» **WHAT THE TASK ASKS**
Exact reproduction is required for all entries.

» **DATASET CONTENT**
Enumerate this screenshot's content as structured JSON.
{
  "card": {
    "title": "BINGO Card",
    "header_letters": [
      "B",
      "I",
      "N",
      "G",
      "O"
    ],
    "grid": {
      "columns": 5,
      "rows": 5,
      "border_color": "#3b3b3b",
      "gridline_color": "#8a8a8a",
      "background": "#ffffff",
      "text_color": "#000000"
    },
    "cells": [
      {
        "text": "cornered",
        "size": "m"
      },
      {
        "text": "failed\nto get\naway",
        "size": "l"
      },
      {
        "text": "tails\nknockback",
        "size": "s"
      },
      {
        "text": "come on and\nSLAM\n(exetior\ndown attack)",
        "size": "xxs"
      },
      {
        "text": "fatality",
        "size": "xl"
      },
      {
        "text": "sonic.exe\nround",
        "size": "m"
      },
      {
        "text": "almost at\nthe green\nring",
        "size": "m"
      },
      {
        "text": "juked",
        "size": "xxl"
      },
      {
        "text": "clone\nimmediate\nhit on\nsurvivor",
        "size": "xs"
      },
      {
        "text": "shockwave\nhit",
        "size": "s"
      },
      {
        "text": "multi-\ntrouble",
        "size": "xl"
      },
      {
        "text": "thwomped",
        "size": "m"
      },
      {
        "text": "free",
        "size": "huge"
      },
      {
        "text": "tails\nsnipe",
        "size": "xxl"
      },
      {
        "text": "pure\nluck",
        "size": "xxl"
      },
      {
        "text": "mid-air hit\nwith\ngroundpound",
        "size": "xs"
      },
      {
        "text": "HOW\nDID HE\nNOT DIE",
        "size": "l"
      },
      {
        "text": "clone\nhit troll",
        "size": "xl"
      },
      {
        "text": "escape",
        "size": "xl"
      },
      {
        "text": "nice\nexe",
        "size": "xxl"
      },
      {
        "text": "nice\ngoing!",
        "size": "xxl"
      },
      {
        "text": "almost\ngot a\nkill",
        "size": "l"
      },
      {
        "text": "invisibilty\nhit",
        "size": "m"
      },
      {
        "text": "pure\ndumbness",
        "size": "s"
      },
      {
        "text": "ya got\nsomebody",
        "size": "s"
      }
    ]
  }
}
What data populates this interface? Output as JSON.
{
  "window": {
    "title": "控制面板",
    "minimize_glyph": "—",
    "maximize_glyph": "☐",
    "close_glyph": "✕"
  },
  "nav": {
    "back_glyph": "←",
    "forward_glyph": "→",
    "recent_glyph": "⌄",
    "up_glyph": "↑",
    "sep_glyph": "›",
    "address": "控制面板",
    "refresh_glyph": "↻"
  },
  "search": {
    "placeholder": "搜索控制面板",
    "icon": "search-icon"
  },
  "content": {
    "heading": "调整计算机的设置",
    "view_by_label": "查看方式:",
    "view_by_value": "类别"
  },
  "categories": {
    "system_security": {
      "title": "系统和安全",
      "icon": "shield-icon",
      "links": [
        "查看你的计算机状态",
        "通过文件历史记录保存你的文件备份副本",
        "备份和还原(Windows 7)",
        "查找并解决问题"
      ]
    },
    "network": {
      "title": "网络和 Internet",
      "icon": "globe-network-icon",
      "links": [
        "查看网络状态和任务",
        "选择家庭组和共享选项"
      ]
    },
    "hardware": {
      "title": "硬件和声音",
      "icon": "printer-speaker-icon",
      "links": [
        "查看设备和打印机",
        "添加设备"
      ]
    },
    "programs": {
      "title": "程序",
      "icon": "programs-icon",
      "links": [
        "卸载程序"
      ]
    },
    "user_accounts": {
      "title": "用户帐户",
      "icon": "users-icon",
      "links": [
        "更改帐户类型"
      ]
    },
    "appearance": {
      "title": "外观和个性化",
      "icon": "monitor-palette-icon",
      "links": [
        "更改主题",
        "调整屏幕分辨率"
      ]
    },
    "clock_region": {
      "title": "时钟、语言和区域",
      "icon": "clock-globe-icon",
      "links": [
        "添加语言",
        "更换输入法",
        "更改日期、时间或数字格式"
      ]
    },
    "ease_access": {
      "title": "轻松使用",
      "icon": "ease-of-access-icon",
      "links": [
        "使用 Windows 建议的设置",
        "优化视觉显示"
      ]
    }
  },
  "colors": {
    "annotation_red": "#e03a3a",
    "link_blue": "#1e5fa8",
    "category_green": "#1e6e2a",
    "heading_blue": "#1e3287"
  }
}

» **SOLUTION TO THE PROBLEM**
Enumerate this screenshot's content as structured JSON.
{
  "card": {
    "title": "BINGO Card",
    "header_letters": [
      "B",
      "I",
      "N",
      "G",
      "O"
    ],
    "grid": {
      "columns": 5,
      "rows": 5,
      "border_color": "#3b3b3b",
      "gridline_color": "#8a8a8a",
      "background": "#ffffff",
      "text_color": "#000000"
    },
    "cells": [
      {
        "text": "cornered",
        "size": "m"
      },
      {
        "text": "failed\nto get\naway",
        "size": "l"
      },
      {
        "text": "tails\nknockback",
        "size": "s"
      },
      {
        "text": "come on and\nSLAM\n(exetior\ndown attack)",
        "size": "xxs"
      },
      {
        "text": "fatality",
        "size": "xl"
      },
      {
        "text": "sonic.exe\nround",
        "size": "m"
      },
      {
        "text": "almost at\nthe green\nring",
        "size": "m"
      },
      {
        "text": "juked",
        "size": "xxl"
      },
      {
        "text": "clone\nimmediate\nhit on\nsurvivor",
        "size": "xs"
      },
      {
        "text": "shockwave\nhit",
        "size": "s"
      },
      {
        "text": "multi-\ntrouble",
        "size": "xl"
      },
      {
        "text": "thwomped",
        "size": "m"
      },
      {
        "text": "free",
        "size": "huge"
      },
      {
        "text": "tails\nsnipe",
        "size": "xxl"
      },
      {
        "text": "pure\nluck",
        "size": "xxl"
      },
      {
        "text": "mid-air hit\nwith\ngroundpound",
        "size": "xs"
      },
      {
        "text": "HOW\nDID HE\nNOT DIE",
        "size": "l"
      },
      {
        "text": "clone\nhit troll",
        "size": "xl"
      },
      {
        "text": "escape",
        "size": "xl"
      },
      {
        "text": "nice\nexe",
        "size": "xxl"
      },
      {
        "text": "nice\ngoing!",
        "size": "xxl"
      },
      {
        "text": "almost\ngot a\nkill",
        "size": "l"
      },
      {
        "text": "invisibilty\nhit",
        "size": "m"
      },
      {
        "text": "pure\ndumbness",
        "size": "s"
      },
      {
        "text": "ya got\nsomebody",
        "size": "s"
      }
    ]
  }
}
What data populates this interface? Output as JSON.
{
  "window": {
    "title": "控制面板",
    "minimize_glyph": "—",
    "maximize_glyph": "☐",
    "close_glyph": "✕"
  },
  "nav": {
    "back_glyph": "←",
    "forward_glyph": "→",
    "recent_glyph": "⌄",
    "up_glyph": "↑",
    "sep_glyph": "›",
    "address": "控制面板",
    "refresh_glyph": "↻"
  },
  "search": {
    "placeholder": "搜索控制面板",
    "icon": "search-icon"
  },
  "content": {
    "heading": "调整计算机的设置",
    "view_by_label": "查看方式:",
    "view_by_value": "类别"
  },
  "categories": {
    "system_security": {
      "title": "系统和安全",
      "icon": "shield-icon",
      "links": [
        "查看你的计算机状态",
        "通过文件历史记录保存你的文件备份副本",
        "备份和还原(Windows 7)",
        "查找并解决问题"
      ]
    },
    "network": {
      "title": "网络和 Internet",
      "icon": "globe-network-icon",
      "links": [
        "查看网络状态和任务",
        "选择家庭组和共享选项"
      ]
    },
    "hardware": {
      "title": "硬件和声音",
      "icon": "printer-speaker-icon",
      "links": [
        "查看设备和打印机",
        "添加设备"
      ]
    },
    "programs": {
      "title": "程序",
      "icon": "programs-icon",
      "links": [
        "卸载程序"
      ]
    },
    "user_accounts": {
      "title": "用户帐户",
      "icon": "users-icon",
      "links": [
        "更改帐户类型"
      ]
    },
    "appearance": {
      "title": "外观和个性化",
      "icon": "monitor-palette-icon",
      "links": [
        "更改主题",
        "调整屏幕分辨率"
      ]
    },
    "clock_region": {
      "title": "时钟、语言和区域",
      "icon": "clock-globe-icon",
      "links": [
        "添加语言",
        "更换输入法",
        "更改日期、时间或数字格式"
      ]
    },
    "ease_access": {
      "title": "轻松使用",
      "icon": "ease-of-access-icon",
      "links": [
        "使用 Windows 建议的设置",
        "优化视觉显示"
      ]
    }
  },
  "colors": {
    "annotation_red": "#e03a3a",
    "link_blue": "#1e5fa8",
    "category_green": "#1e6e2a",
    "heading_blue": "#1e3287"
  }
}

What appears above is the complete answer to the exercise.